A storm attempting to garner tropical characteristics will brush the mid-Atlantic coast and sweep over New England Friday into Saturday with locally heavy rain and flooding risk.
While widespread flooding problems are not expected in the Northeast, a system from the Gulf of Mexico will travel northeastward along the coast to bring tropical downpours and urban flooding concerns to end the week.
Travel delays from blinding tropical downpours, poor drainage area flooding and locally gusty thunderstorms are possible. A brief period of stiff winds will sweep northward, brushing the coast.
Coastal Rain, Urban Flooding
The heaviest rain from the Gulf system will likely swing east of Washington, D.C., and perhaps Philadelphia. However, disruptive downpours can occur around New York City, Boston, Hartford, Providence, Portsmouth, N.H., and Portland, Maine.
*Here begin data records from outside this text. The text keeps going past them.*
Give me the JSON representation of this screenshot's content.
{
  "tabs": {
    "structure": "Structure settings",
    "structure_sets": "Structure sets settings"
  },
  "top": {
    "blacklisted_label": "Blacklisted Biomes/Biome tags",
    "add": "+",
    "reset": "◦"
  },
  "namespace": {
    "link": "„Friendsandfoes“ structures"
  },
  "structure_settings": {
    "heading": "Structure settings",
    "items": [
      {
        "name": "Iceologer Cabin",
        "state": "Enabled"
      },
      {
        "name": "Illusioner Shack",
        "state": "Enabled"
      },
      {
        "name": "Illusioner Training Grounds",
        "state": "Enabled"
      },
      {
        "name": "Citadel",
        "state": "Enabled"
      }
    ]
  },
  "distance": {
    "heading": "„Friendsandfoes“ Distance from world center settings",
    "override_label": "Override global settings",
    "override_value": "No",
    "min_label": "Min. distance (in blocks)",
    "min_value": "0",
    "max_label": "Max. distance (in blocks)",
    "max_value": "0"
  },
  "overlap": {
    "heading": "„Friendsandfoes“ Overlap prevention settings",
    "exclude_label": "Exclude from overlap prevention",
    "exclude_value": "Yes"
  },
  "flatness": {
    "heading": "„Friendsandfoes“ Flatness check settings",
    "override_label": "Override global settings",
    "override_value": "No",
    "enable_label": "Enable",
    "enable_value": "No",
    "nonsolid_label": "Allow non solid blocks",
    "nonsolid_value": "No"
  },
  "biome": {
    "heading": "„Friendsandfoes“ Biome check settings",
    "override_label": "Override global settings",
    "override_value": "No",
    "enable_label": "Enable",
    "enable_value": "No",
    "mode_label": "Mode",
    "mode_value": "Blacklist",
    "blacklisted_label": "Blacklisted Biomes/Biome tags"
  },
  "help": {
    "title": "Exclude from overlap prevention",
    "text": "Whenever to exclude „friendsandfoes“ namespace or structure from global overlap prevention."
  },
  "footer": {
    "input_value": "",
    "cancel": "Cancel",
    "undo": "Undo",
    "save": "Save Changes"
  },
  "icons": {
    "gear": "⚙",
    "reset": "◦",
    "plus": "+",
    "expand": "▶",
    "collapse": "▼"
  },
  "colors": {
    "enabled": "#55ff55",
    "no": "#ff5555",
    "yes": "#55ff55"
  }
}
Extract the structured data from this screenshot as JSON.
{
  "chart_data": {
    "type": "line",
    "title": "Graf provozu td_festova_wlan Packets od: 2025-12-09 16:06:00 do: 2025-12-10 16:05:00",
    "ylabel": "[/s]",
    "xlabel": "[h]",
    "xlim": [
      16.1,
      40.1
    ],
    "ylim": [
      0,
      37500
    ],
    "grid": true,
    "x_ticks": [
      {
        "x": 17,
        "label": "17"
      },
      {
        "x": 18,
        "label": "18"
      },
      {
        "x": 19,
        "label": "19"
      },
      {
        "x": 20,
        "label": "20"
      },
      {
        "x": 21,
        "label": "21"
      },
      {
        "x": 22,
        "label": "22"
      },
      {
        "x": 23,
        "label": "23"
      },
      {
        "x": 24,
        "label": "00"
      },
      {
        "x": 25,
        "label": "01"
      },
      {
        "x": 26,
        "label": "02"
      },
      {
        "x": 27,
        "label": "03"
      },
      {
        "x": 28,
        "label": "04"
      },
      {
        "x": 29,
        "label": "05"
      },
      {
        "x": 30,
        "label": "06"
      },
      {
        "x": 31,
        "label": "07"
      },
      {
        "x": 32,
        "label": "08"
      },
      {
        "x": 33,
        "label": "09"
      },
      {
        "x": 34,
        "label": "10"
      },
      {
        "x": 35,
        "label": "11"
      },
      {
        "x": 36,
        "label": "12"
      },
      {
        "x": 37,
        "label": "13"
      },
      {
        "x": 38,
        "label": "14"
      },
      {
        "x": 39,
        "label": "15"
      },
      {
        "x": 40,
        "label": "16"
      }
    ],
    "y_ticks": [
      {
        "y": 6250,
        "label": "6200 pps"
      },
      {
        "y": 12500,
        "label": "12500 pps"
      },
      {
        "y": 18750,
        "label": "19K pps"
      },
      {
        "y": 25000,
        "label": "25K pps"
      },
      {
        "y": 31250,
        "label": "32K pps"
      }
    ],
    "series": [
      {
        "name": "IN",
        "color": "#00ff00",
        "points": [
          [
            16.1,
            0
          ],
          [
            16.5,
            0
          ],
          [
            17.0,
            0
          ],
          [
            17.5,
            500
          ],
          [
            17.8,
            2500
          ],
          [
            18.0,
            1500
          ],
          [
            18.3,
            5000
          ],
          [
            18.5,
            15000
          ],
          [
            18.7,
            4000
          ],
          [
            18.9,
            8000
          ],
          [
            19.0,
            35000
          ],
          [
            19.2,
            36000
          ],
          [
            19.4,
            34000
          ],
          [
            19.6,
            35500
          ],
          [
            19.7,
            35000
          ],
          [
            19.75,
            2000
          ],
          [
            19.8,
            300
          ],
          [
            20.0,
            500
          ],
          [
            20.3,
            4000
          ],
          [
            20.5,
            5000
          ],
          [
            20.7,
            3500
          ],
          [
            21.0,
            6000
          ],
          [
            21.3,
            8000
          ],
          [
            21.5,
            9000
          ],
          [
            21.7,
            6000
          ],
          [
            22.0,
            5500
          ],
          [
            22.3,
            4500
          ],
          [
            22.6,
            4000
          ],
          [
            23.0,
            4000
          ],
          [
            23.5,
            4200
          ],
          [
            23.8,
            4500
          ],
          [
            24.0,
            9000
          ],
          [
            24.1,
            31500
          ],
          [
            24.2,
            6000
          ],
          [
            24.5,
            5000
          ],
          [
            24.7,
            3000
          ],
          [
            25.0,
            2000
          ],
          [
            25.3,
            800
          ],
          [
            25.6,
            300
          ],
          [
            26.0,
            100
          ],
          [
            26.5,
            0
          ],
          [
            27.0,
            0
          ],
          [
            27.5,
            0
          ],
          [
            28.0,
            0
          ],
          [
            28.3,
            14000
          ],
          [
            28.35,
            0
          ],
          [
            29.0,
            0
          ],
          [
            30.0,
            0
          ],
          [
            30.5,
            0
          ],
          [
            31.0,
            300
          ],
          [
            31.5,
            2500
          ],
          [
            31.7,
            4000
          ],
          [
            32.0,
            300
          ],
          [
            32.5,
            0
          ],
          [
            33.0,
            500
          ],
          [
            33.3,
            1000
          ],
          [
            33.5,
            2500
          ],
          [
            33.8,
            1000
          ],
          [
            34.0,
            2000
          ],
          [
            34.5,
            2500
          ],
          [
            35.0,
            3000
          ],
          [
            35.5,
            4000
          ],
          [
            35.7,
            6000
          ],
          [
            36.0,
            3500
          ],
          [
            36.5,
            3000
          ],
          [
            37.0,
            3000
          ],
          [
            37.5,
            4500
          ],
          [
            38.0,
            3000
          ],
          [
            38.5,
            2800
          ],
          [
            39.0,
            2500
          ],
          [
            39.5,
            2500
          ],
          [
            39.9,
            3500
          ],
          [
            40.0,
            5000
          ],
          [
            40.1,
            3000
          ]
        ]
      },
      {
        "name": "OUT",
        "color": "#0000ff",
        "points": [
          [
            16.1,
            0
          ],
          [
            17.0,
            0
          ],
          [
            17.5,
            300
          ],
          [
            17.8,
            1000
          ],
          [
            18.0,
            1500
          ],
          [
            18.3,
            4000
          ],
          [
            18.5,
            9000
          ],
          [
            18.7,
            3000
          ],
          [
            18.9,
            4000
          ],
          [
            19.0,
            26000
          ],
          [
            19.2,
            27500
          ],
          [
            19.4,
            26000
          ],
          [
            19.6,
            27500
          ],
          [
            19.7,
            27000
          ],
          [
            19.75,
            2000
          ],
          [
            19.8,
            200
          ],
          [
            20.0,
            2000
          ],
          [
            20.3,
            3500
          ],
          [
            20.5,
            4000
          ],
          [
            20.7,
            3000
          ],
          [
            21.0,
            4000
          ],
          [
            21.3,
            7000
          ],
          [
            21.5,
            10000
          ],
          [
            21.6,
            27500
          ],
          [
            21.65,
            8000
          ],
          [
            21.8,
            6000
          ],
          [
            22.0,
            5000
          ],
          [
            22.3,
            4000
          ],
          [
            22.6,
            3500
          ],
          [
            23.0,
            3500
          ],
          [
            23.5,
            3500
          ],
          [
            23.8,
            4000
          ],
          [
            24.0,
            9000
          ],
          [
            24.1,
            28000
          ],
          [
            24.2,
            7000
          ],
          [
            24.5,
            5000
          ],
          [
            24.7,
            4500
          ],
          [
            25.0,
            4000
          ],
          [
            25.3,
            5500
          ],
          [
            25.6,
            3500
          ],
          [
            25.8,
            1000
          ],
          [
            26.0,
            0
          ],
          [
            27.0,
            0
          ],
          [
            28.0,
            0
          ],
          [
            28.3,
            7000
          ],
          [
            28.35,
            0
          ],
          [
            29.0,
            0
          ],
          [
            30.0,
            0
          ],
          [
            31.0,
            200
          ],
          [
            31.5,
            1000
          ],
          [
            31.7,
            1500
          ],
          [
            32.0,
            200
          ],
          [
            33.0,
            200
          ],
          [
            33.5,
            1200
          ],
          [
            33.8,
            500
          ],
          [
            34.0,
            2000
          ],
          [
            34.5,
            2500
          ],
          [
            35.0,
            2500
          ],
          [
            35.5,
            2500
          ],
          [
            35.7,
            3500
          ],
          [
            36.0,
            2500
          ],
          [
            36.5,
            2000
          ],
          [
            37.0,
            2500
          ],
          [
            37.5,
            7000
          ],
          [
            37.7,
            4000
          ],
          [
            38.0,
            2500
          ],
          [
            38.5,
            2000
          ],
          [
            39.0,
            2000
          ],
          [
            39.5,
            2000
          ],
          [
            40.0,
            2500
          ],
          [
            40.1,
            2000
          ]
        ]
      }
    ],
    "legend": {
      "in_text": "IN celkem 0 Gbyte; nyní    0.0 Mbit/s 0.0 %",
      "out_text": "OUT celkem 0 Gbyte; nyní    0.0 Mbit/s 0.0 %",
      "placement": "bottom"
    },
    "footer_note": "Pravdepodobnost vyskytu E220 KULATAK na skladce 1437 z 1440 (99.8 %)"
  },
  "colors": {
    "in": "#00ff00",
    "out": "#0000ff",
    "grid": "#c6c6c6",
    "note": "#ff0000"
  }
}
Indications are most locations in this swath will be in for a 2- to 4-inch rainfall, but locally heavier amounts are possible.
Coastal Wind, Above-Normal Tides
A brief period of onshore winds will make for locally rough surf and strong rip currents. Bathers should exercise caution Friday and Saturday as the system approaches then swings by.
A water rise causing significant coastal flooding is not expected, due to the increasing forward speed and relatively weak nature of the tropical part of the system.
However, tides will be higher than average for the month with the new moon Saturday. Brief, minor flooding at time of high tide is possible later Friday into Saturday morning. Water levels can be as high as a foot or two above published levels.
Appalachian Rain, Flooding Concerns
Another component of the rain will be from a storm system moving in from the Midwest. The combination of tropical moisture and the presence of the Midwest system can enhance rainfall over the Appalachians, potentially leading to localized flash and urban flooding problems. Rainfall in this area can top 2 inches in some locations.
Widespread flooding of streams and major river flooding are not expected, due to the forward motion of both systems.
In between both main areas of heavy rain on the coast and over the mountains, downpours which are more spotty in nature can also occur. However, rainfall will be on the order of an inch or less and could be under one-quarter of an inch in some locations.
Finally, the combination of the tropical part and non-tropical part of the storms can lead to locally strong thunderstorms, of which a handful could be severe at the local level. The greatest risk for locally severe thunderstorms would be near and just east of the track of the tropical system's center of circulation.
Incidents of power outages and property damage would be very sporadic and should be relatively minor. However, since forecasting the exact location of individual thunderstorms is nearly impossible days in advance, there is the risk of a severe thunderstorm hitting a major population center with more widespread consequences.
The bulk of the rain is forecast to have departed Long Island in time for the Belmont Stakes late Saturday. However, there is a risk of spotty showers in the area during the early evening.
Heavy rain and locally gusty winds and thunderstorms will focus over Nova Scotia, New Brunswick and Newfoundland Saturday night, as both the Midwest and Gulf systems merge into one.
On a positive note for lawn, garden and agricultural interests, the combination of the two storms will bring a dose of rain to many areas. Recent sunshine, low humidity and breezes have dried out the topsoil leaving shallow root vegetation in need of moisture.
The bulk of the rain will leave the mid-Atlantic by Saturday morning and New England by Saturday evening. Showers more spotty in nature will trail, but will allow most outdoor activities to resume for the balance of the weekend.